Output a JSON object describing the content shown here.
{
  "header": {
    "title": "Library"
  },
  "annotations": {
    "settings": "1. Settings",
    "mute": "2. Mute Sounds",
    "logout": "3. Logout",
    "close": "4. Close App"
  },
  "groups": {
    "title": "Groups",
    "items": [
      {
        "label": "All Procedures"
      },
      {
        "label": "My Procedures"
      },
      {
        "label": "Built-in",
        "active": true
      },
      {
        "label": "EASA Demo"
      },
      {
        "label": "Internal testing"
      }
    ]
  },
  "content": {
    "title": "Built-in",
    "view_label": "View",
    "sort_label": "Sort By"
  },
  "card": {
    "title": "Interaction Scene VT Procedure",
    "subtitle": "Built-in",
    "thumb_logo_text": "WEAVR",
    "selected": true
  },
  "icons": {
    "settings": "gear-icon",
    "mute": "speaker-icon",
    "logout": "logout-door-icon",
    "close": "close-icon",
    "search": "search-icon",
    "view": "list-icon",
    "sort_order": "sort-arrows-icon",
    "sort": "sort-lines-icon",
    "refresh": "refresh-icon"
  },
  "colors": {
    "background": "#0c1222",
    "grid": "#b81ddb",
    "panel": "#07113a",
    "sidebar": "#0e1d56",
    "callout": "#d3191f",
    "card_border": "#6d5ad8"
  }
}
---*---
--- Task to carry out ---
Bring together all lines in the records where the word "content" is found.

--- Result of the task ---
Output a JSON object describing the content shown here.
  "content": {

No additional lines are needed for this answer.